Tips for Handling Your Appetite Post-Exercise

Ideally, whether you are hungry or not, it’s important to eat after a workout. Doing so can help your body recover and also prevent cravings later on. So, what should you be doing post-exercise when it comes to food?

  • Eat a meal within 30 minutes to 60 minutes after a workout, whether you are hungry or not
  • Make sure the meal includes a balance of protein and carbs. This will help refuel your body properly, as well as help balance out and regulate hunger cues within the body.
  • Ensure you are eating a nutrient-dense meal. This means whole and real foods. Steer clear of processed food products!
  • Drink plenty of water. While you should eat post-exercise, if you find you are experiencing intense hunger, you may actually just be thirsty. The cues between thirst and hunger can be confusing. Try drinking a glass or two of water before your post-exercise meal. This can help determine how hungry you really are and prevent overeating.
  • Try not to exercise after fasting. Your body needs fuel to get through that next workout. Your pre-workout snack or meal is just as important as your post-exercise snack or meal.

Are you still unsure about how you can keep track of and control your hunger? Try keeping a food diary or journal. 

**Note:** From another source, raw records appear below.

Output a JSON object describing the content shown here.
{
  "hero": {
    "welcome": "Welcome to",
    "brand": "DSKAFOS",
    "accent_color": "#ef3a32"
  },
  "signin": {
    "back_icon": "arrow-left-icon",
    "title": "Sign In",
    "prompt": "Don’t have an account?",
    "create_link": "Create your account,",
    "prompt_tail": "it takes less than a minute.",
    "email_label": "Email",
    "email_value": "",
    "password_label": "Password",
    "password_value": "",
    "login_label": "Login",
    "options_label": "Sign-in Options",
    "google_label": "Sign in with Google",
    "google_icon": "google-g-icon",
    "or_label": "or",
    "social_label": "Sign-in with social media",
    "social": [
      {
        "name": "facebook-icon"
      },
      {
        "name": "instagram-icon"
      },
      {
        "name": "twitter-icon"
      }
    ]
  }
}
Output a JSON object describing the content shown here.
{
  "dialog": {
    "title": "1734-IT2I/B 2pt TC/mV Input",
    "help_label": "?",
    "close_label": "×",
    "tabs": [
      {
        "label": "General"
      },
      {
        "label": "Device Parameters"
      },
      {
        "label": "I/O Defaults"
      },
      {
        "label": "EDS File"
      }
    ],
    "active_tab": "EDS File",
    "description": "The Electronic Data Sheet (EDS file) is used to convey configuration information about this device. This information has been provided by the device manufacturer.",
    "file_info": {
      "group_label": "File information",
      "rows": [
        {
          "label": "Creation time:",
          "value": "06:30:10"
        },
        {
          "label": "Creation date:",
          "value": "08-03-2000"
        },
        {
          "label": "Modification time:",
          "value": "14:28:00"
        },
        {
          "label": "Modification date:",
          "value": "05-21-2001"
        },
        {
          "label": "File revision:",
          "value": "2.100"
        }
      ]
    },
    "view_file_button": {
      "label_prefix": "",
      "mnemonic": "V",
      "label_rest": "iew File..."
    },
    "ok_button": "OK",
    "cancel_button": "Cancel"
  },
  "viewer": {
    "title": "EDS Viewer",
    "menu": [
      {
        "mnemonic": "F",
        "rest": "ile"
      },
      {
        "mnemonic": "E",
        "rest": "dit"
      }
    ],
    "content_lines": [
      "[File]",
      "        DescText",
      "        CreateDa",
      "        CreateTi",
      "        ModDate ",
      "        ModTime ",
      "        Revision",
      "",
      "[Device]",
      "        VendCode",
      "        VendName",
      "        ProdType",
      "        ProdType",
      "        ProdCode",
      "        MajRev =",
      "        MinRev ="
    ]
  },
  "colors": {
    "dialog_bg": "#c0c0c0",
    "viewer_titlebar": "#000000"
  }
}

Make sure to note how hungry you are or aren’t after exercise, as well as the type of exercises performed. Doing this can help you become more in-tune with your body and hunger cues.

Exercise Can Suppress Hunger?! -The hormones ghrelin and leptin play a huge role on regulating hunger -Ghrelin is created and released by the stomach, with levels rising before you eat and during a fasting state -Leptin suppresses appetite, with scientists believing that it helps regulate ghrelin -During exercise, scientists suggest that since blood flow is directed to the muscles, little blood flow is left for the stomach, which means less ghrelin is produced -Appetite will eventually return; the trick is eating after an exercise with a suppressed appetite to avoid overeating


[1] Vatansever-Ozen S, Tiryaki-Sonmez G,et al. (2011). “The effects of exercise on food intake and hunger: relationship with acylated ghrelin and leptin.”, J Sports Sci Med., 1 June 2011,

[2] (2018). “Ghrelin.”, March 2018,,processing%20such%20as%20the%20amygdala.

[3] Magee E. (2020). “Your Hunger Hormones.”, 2020,

[4] Mackenzie M. (2020). “Exercise Makes You Less Hungry, Says New Study.”, 2020,

[5] Beresini E. (2012). “Does Exercise Suppress Appetite?”, 12 December 2012,

[6] Pomerleau M, Imbeault P, et al. (2004). “Effects of exercise intensity on food intake and appetite in women.”, The American Journal of Clinical Nutrition, November 2004,

[7] Rojas E. (2020). “Does Exercise Increase the Appetite?”, 2020,